That day, when Troy got home, I asked him if I could have my present. "I'm going just crazy!" I explained. He told me, in no uncertain terms, to stop asking and leave it alone.
"I got you a cow, anyway," he said.
Thinking this was my chance to manipulate the situation, I quickly lied, "You said it was chickens!"
He pulled his work shirt off and threw a t-shirt on, "Oh. Well, you know." But Garrett was standing in the room and his eyes grew round as saucers.
"Mommy!" he hissed. Then he climbed up onto the bed where I sat and whispered, "You can't tell Daddy what we talked about."
Holy heck. It's confirmed. My husband bought me chickens for Christmas and I just simply don't understand why.
On Christmas Eve, Troy came home from work. Garrett heard him in the garage and threw the door open. I was hot on Garrett's heals and Troy came lunging through the door at me. "Go upstairs!" he commanded. "Did you see? Did you see your present sitting in the middle of the garage just then?"
"No," I said because, truly, I hadn't. "Is it alive? Is it chickens? Are my chickens sitting in the middle of the garage right now?"
He herded me up the stairs. Several minutes later he came up.
"Are there living things wandering around my house right now?" I asked him. "I want my present now. I'm going crazy with all the not knowing."
"You cannot have your present right now. You will wait until tomorrow like everyone else."
We went to our Christmas Eve service. We came home and opened presents from Troy's side of the family. We went to bed. We got up. We opened stockings. We had a big breakfast. We got dressed. And all the while I was getting more and more anxious as I anticipated feigning excitement over being given the gift of poultry. We all opened all of our presents from each other. My last one was a tiny box, not fit for a chicken.
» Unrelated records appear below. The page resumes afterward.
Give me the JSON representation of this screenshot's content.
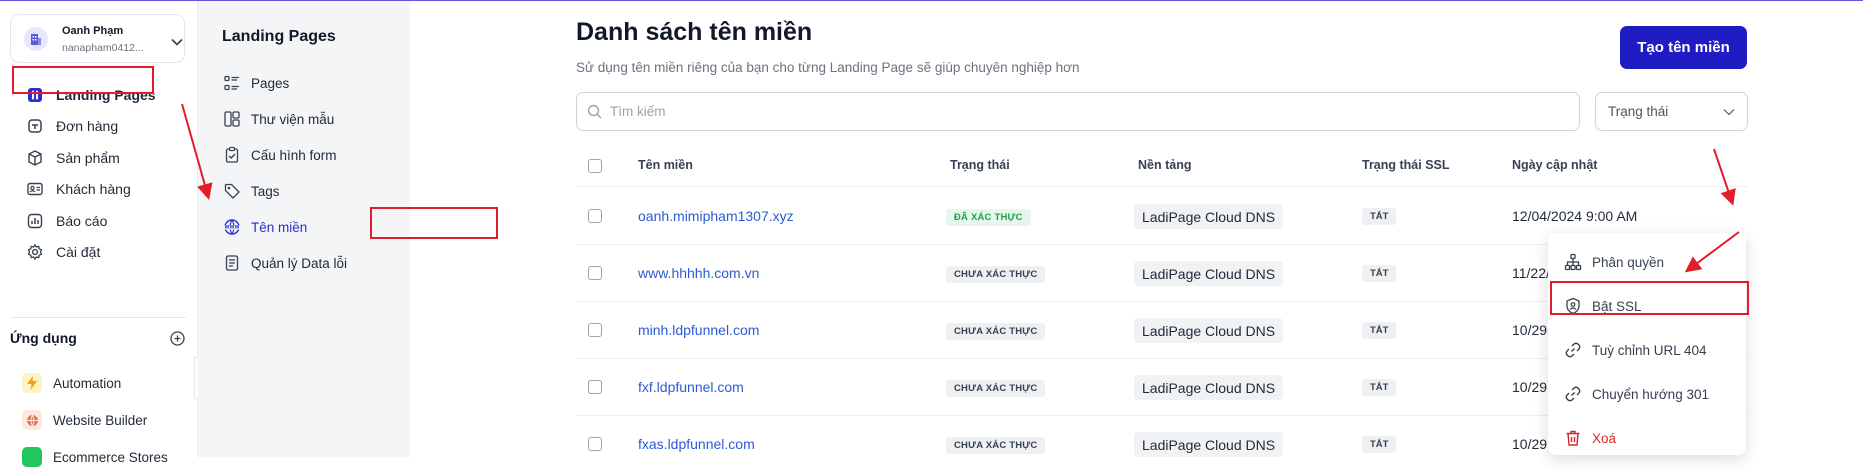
{
  "account": {
    "name": "Oanh Phạm",
    "email": "nanapham0412..."
  },
  "sidebar": {
    "items": [
      {
        "label": "Landing Pages",
        "icon": "landing-pages-icon",
        "active": true
      },
      {
        "label": "Đơn hàng",
        "icon": "order-icon"
      },
      {
        "label": "Sản phẩm",
        "icon": "box-icon"
      },
      {
        "label": "Khách hàng",
        "icon": "contact-card-icon"
      },
      {
        "label": "Báo cáo",
        "icon": "chart-icon"
      },
      {
        "label": "Cài đặt",
        "icon": "gear-icon"
      }
    ],
    "apps_heading": "Ứng dụng",
    "apps": [
      {
        "label": "Automation",
        "icon": "lightning-icon",
        "color": "#f59e0b"
      },
      {
        "label": "Website Builder",
        "icon": "website-icon",
        "color": "#d97757"
      },
      {
        "label": "Ecommerce Stores",
        "icon": "store-icon",
        "color": "#22c55e"
      }
    ]
  },
  "subnav": {
    "title": "Landing Pages",
    "items": [
      {
        "label": "Pages",
        "icon": "list-icon"
      },
      {
        "label": "Thư viện mẫu",
        "icon": "template-icon"
      },
      {
        "label": "Cấu hình form",
        "icon": "clipboard-check-icon"
      },
      {
        "label": "Tags",
        "icon": "tag-icon"
      },
      {
        "label": "Tên miền",
        "icon": "www-globe-icon",
        "active": true
      },
      {
        "label": "Quản lý Data lỗi",
        "icon": "document-icon"
      }
    ]
  },
  "main": {
    "title": "Danh sách tên miền",
    "description": "Sử dụng tên miền riêng của bạn cho từng Landing Page sẽ giúp chuyên nghiệp hơn",
    "create_button": "Tạo tên miền",
    "search_placeholder": "Tìm kiếm",
    "status_filter": "Trạng thái",
    "columns": [
      "Tên miền",
      "Trạng thái",
      "Nền tảng",
      "Trạng thái SSL",
      "Ngày cập nhật"
    ],
    "rows": [
      {
        "domain": "oanh.mimipham1307.xyz",
        "status": "ĐÃ XÁC THỰC",
        "verified": true,
        "platform": "LadiPage Cloud DNS",
        "ssl": "TẮT",
        "updated": "12/04/2024 9:00 AM"
      },
      {
        "domain": "www.hhhhh.com.vn",
        "status": "CHƯA XÁC THỰC",
        "verified": false,
        "platform": "LadiPage Cloud DNS",
        "ssl": "TẮT",
        "updated": "11/22/"
      },
      {
        "domain": "minh.ldpfunnel.com",
        "status": "CHƯA XÁC THỰC",
        "verified": false,
        "platform": "LadiPage Cloud DNS",
        "ssl": "TẮT",
        "updated": "10/29"
      },
      {
        "domain": "fxf.ldpfunnel.com",
        "status": "CHƯA XÁC THỰC",
        "verified": false,
        "platform": "LadiPage Cloud DNS",
        "ssl": "TẮT",
        "updated": "10/29"
      },
      {
        "domain": "fxas.ldpfunnel.com",
        "status": "CHƯA XÁC THỰC",
        "verified": false,
        "platform": "LadiPage Cloud DNS",
        "ssl": "TẮT",
        "updated": "10/29"
      }
    ],
    "more_label": "..."
  },
  "menu": {
    "items": [
      {
        "label": "Phân quyền",
        "icon": "hierarchy-icon"
      },
      {
        "label": "Bật SSL",
        "icon": "shield-user-icon"
      },
      {
        "label": "Tuỳ chỉnh URL 404",
        "icon": "link-icon"
      },
      {
        "label": "Chuyển hướng 301",
        "icon": "link-icon"
      },
      {
        "label": "Xoá",
        "icon": "trash-icon",
        "danger": true
      }
    ]
  },
  "colors": {
    "accent": "#1f1cc4",
    "annotation": "#e11d2b",
    "link": "#2a5bd7",
    "verified": "#16a34a",
    "danger": "#dc2626"
  }
}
I opened it to find a note.
It directed me to another note. And another.
With each note I grew increasingly more anxious, expecting to find a feathery friend at the next turn. Eventually, I was directed to the bathroom in the basement. I opened the door and walked toward the shower. A knot twisted in the pit of my stomach. My beloved son had already given it away with his big eyes and his curled smile and his hushed whispers and subtle nods. I pulled back the curtain, prepared to meet my new pets for the very first time.
There, inside the shower, was my very own bicycle.
I'd mentioned months ago that I wanted one.
I sighed enormous relief. And then I told my husband all the details of that little weasel's lies. I told him of my interrogations. I told him of the information that Garrett had woven into his tapestry of deceit. I told him that I knew I was missing pieces because my mom had used the word "awesome" and Troy had been so proud when he'd returned from their adventure that I knew he thought it was a good gift. And how could he buy me chickens and be so wrong about something I would want for Christmas?
I think my husband fist bumped my son.
And then I asked him how, exactly, he could afford a bike since that alone would have exceeded our limit.
"Because!" Garrett squealed. "Someone has already been riding it!"
My husband got a steal on a barely used bike. So they had met someone (but not at Wheeler Farm) and they had made a business transaction (but not with someone they knew) and Troy had given Garrett only the roughest of scripts to use when his mother interrogated him because he knows me that well.
The fine, upstanding, Christian mama in me is really kind of worried about the fact that my kid can lie so convincingly that I was almost 100% sure I was getting chickens for Christmas. But, I have to admit, the performer in me is beaming with pride.
Well played, young son and his father. Well played.